Araburu Kisetsu no Otome-domo yo, or O Maidens in Your Savage Season, is another series I've been watching for a good while. Based on the manga series by Mari Okada, the series revolves around a group of high schoolgirls attending a literature cub meeting and reading books that would otherwise be considered raunchy if not for the fact that they had become classics. As a way to break the ice, each girl is asked what they wanted the most in life before they died, and one girl's wish takes the girls on a journey through the awkward stages of adulthood.
The show isn't that much of an easy watch. To me, there are many moments that can be cringe-inducing, and uncomfortable. But...that is *exactly *how it's like to grow up. You start feeling the changes taking place in your body; your hormones start acting up; you may start picking up on things that you hadn't before, etc. For all intents and purposes, that is where the show shines. Growing up sucks. Let's all be honest with that statement. How each girl copes with it is also different.
The protagonist of the series, Kazusa Onodera, is absolutely terrified by the concept of sex, but it becomes even more complicated when she realizes that she was in love with her childhood friend Izumi Norimoto. However, I feel that because of her mind being too preoccupied with the latter, that often comes into conflict with her progress in forming a relationship with Izumi. This is one of my main gripes about the series because while it's apparent that the Izumi x Kazusa relationship will take up a majority of the plot, especially how we now have a third wheel coming into play, but because I find nothing to latch onto, I can't bring myself to care for whether they become a couple or not.
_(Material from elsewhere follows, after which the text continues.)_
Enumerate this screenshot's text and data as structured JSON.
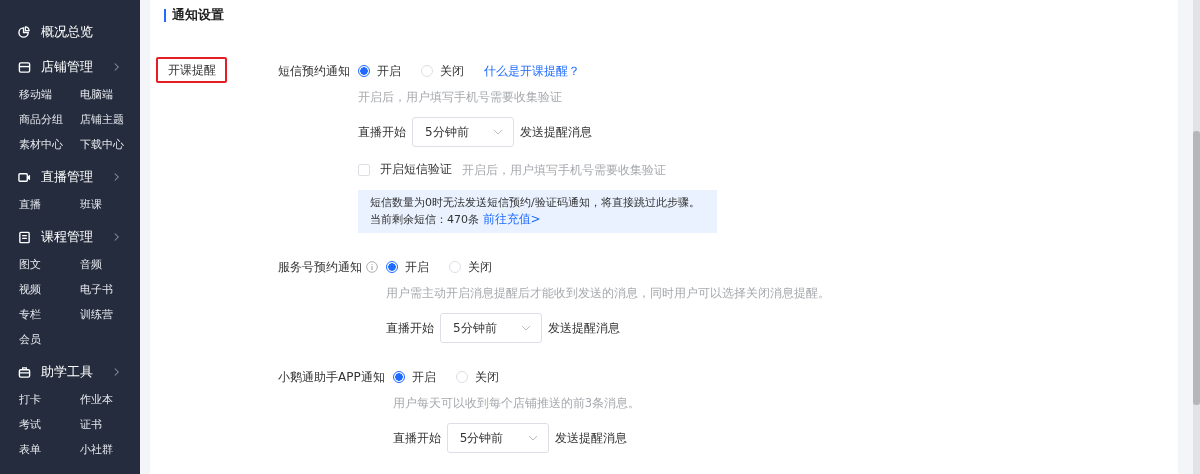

Niina Sugawara is considered the crane of her class because of her fair appearance. There's some interesting things to her such as her having taken an acting class or how she can read into people's deep desires, but there is also something...disconcerting about her. Later episodes give more insight into this, but she is still a pretty weird girl. Unlike with Kazusa, though, Niina is more open to her wants and desires which often led her into receiving attention from creeps.
Momoko Sudo is Kazusa's childhood friend who also shares her fear of sexuality. At first, I felt that there wasn't much to her character, but one of the later episodes implicates that Sudo may be shifting towards having feelings for unconventional people, judging by her interactions with Niina. This might prove to be interesting.
Rika Sonezaki so far is my favorite character. The president of the literature club, Rika at first comes across as a prickly young lady who judges other girls as being harlots. Yes, while she started off being unlikable, it is actually her interactions with another student Shun, and she started to develop. I'm serious, the ending of episode 5 is one of the most beautiful moments I have seen in a long time.
Lastly, there s Hitoha Hongo who is an inexperienced author who also writes more...lewdish works. Because of her inexperience in regards to sex, her writing can at best be taken as the writing of a middle-aged man. I am so far loving her interactions with her teacher. Of course, nothing comes out from that, but it is nevertheless sweet. There are other characters such as Izumi who has a deep, deep love for buses and transportation (to the point that the first episode ended with the memorable WTF moment); Yamagishi who became the advisor of the literature club reluctantly; Shun, a young man who treats Rika with dignity; and others.
The opening and ending themes are also fairly good. Voice work's good. The animation is also decent. There are some moments where it feels that the animation and lighting are delicately crafted. Overall, the show is not necessarily one of those must watch of the season, but the growing up aspect of it really resonates.